Many international equity ETFs provide local equity exposure and currency exposure to investors.
DXJ is different: We strive to give investors access to the Japanese equities market while neutralizing the effect of the currency on the total return. [WisdomTree Japan ETF Thumped as Yen Rallies]
Let’s break down how we manage the yen hedge and how investors should think about the values being presented to them on a daily basis.

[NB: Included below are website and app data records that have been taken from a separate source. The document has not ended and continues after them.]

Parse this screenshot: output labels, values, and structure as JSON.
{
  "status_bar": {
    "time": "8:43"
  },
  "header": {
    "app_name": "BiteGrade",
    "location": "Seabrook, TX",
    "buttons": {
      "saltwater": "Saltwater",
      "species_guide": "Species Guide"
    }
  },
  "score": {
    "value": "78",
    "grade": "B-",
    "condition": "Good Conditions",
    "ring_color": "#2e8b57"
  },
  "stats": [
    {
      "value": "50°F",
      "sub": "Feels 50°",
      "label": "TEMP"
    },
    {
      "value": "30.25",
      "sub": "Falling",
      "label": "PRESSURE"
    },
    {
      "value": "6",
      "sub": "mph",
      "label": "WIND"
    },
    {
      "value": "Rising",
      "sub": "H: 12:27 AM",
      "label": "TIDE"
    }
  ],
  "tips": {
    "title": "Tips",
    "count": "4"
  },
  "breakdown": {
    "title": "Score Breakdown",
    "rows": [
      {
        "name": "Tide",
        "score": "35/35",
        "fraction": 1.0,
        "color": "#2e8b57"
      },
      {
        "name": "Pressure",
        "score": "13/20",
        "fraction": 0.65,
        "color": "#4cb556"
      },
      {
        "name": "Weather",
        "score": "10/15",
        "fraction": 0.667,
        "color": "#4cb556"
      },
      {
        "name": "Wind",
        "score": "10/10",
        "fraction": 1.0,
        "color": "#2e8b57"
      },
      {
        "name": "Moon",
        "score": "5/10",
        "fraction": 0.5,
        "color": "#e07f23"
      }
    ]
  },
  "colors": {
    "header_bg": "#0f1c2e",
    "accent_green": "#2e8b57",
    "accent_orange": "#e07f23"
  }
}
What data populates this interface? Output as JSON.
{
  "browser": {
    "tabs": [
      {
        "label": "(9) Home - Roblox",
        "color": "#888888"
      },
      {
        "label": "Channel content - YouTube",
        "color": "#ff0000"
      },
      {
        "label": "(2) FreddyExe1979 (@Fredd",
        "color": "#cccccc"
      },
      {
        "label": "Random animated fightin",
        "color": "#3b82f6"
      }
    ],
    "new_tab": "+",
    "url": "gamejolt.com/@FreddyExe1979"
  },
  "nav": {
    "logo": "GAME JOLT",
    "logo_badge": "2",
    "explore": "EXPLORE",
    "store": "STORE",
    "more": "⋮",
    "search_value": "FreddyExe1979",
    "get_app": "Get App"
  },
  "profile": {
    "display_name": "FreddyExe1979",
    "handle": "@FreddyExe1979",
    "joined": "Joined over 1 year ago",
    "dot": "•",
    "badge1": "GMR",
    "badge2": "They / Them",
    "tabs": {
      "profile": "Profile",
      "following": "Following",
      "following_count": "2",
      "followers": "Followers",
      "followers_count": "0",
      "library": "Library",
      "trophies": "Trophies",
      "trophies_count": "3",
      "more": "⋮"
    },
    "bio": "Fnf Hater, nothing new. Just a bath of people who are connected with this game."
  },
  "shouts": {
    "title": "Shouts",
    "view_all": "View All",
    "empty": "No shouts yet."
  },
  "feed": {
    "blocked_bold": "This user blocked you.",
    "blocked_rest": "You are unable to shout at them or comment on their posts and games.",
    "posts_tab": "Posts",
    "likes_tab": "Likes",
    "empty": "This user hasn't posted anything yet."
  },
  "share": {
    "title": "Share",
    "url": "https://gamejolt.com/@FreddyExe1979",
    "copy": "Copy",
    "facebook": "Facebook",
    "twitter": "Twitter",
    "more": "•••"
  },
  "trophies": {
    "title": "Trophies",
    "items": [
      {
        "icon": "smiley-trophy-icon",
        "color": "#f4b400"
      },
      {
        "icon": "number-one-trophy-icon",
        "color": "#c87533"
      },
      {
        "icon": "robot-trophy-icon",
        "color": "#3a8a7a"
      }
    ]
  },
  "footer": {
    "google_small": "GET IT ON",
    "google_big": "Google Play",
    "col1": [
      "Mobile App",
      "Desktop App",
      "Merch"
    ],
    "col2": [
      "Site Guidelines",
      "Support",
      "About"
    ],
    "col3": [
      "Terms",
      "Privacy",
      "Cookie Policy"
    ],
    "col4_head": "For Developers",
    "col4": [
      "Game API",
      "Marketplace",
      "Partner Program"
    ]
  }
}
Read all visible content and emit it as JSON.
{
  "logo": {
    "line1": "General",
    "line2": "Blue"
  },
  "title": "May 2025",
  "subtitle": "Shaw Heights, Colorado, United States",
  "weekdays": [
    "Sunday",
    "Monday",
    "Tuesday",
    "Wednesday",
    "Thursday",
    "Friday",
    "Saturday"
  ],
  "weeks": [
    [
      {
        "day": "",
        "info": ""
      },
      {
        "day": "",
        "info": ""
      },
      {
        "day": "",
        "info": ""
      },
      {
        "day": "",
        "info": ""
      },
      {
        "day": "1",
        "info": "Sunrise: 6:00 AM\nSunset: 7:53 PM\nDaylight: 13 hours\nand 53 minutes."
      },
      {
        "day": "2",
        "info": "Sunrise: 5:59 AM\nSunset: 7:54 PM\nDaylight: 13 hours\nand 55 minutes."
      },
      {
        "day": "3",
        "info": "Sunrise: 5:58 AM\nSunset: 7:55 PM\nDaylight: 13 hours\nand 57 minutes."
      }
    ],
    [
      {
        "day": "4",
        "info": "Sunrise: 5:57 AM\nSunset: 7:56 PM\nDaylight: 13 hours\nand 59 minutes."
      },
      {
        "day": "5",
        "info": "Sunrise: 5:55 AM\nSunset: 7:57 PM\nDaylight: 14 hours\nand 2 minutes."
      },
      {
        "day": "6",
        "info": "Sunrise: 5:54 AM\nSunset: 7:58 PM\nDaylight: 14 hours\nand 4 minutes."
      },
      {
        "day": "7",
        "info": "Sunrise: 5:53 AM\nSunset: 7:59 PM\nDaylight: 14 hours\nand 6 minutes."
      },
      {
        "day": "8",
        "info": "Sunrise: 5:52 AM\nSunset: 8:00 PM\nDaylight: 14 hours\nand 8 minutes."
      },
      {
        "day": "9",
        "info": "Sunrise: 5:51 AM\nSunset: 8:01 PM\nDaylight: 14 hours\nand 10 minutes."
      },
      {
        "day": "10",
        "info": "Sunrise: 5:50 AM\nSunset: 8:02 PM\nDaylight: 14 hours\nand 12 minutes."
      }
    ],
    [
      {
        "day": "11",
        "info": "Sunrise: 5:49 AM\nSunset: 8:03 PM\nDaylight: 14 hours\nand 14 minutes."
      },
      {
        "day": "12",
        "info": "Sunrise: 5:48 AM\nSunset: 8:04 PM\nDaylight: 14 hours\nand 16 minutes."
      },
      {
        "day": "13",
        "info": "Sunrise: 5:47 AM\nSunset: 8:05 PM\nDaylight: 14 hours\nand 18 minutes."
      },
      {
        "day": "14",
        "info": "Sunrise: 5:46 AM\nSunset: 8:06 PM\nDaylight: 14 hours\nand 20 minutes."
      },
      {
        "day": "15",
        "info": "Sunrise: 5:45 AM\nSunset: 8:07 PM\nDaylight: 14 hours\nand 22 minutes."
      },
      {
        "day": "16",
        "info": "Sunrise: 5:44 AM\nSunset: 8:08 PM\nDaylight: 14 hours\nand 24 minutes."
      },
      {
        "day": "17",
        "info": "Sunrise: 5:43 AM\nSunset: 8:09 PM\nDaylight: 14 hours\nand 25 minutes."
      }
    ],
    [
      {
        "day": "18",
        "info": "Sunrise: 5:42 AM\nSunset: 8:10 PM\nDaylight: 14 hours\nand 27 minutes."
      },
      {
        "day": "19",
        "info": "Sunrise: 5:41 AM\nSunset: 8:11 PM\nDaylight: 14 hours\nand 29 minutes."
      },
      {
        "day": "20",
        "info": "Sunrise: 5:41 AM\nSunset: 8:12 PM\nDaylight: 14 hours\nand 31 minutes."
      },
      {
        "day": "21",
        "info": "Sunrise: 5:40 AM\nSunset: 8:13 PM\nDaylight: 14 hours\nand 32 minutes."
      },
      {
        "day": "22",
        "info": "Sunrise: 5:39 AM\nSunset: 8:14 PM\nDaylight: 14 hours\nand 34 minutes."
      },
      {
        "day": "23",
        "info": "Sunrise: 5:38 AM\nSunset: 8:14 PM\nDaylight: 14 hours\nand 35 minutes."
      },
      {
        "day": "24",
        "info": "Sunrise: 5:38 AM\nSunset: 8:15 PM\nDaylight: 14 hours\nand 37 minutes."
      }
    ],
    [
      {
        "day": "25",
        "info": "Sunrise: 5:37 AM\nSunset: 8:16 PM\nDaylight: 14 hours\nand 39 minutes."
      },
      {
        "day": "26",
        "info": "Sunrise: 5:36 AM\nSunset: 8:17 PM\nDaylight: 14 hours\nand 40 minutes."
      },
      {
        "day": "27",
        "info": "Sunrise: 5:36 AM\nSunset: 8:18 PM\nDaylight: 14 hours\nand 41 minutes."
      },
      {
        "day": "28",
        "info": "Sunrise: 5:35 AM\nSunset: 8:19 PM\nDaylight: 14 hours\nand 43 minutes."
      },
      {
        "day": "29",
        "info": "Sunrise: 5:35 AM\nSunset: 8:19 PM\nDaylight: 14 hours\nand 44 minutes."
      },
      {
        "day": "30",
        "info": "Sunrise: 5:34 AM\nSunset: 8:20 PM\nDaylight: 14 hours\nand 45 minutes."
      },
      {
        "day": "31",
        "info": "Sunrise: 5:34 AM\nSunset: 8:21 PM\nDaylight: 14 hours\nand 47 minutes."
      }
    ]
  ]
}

In the DXJ portfolio, we seek to neutralize the currency exposure of investing in Japanese equities. At the end of every month, the Fund portfolio manager enters into non-deliverable forward contracts to hedge the yen exposure in the portfolio. We enter into contracts that approximately equal the market value of the equities in the portfolio. Throughout the month, the yen moves up and down and the equities move up and down based on the Japanese equity and currency market. They will normally move independently of one another. When a creation of new shares occurs mid month, we take in more equities and we enter into new forward contracts to match the notional for the new creation of shares. At the end of the month, we roll all the forwards2, entering into new 30-day forward contracts to bring the currency hedge back in line with the notional amount of equities in the Fund.
ETF Valuation Metrics:
When looking at ETFs with international underlying securities, it is also important to understand what goes into each value you are observing. Are the underlying markets opened or closed at the time the ETF is trading? In DXJ’s case, during U.S. trading hours, the Japanese equity market is closed. The different values published can help with your overall understanding of how the ETF trades and is priced on the secondary market.